Single mothers poorer than single fathers!
Single mothers are far more likely to live in poverty than single fathers and their condition deteriorates with each additional child they have, new research has found.
New York: Single mothers are far more likely to live in poverty than single fathers and their condition deteriorates with each additional child they have, new research has found.
The income of single fathers, on the other hand, remains the same or increases with each added child in their family, the findings showed.
"Single mothers earn about two-thirds of what single fathers earn,” said Karen Kramer, assistant professor of family studies at University of Illinois in Chicago, US.
In 2012, 28 percent of all US children lived with one parent. Of that number, 4.24 million single mothers lived below the poverty line compared to 404,000 single fathers, she noted.
The single most important factor that allows single-parent families to get out of poverty is working full-time, she said.
"Single fathers are more likely to become single parents as the result of a divorce; single mothers are more likely never to have been married," Kramer added.
"Divorced single parents tend to be better off financially and are more educated than their never-married counterparts,” she explained.
The most common living arrangement for children after a divorce is for mothers to have custody. Single fathers with custody are more likely to have a cohabiting partner than single mothers, and that partner is probably at least sharing household tasks.
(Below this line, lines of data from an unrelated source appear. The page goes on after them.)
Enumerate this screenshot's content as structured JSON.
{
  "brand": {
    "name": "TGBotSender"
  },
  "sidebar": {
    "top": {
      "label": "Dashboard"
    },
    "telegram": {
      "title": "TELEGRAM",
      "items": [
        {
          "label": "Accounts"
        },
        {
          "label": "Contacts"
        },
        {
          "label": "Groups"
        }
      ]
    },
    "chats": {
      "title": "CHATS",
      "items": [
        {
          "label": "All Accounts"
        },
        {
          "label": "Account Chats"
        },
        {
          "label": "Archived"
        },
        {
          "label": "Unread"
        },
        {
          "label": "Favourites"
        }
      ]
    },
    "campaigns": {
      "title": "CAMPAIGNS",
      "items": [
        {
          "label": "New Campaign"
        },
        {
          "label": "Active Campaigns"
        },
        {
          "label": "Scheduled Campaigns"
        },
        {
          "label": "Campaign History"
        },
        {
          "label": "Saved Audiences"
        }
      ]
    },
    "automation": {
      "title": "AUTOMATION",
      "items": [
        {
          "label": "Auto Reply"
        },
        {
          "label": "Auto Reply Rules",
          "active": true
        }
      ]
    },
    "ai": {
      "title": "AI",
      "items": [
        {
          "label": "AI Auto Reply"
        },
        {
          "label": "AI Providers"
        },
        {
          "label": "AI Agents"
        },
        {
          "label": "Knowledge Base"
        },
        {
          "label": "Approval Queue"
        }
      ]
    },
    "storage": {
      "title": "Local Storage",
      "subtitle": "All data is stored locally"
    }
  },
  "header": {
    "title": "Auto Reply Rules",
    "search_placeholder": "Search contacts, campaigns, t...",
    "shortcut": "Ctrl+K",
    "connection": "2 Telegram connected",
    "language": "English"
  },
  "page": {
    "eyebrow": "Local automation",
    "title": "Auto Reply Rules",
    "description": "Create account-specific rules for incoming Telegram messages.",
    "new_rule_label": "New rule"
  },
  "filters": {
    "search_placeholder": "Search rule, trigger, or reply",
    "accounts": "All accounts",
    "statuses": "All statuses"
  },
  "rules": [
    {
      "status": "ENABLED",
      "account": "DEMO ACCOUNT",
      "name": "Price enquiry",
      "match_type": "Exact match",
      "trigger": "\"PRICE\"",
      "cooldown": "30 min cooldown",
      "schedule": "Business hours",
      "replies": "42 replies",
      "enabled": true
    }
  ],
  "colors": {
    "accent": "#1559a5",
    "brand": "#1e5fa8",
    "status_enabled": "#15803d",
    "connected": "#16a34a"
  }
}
“Single mothers are more likely to be doing everything on their own," she said.
She also noted that society still stigmatises single mothers.
"People think: How did you get in this position? It is irresponsible to be a single mother with so many kids. Now you do not have time to work," Kramer said.
Kramer recommended that more emphasis and pressure should be placed on fathers and their ability to pay child support and spousal maintenance, raising the minimum wage to a living wage, and providing similar benefits and rewards for part-time work as the ones full-time workers get.
The study appeared in the journal Gender Issues.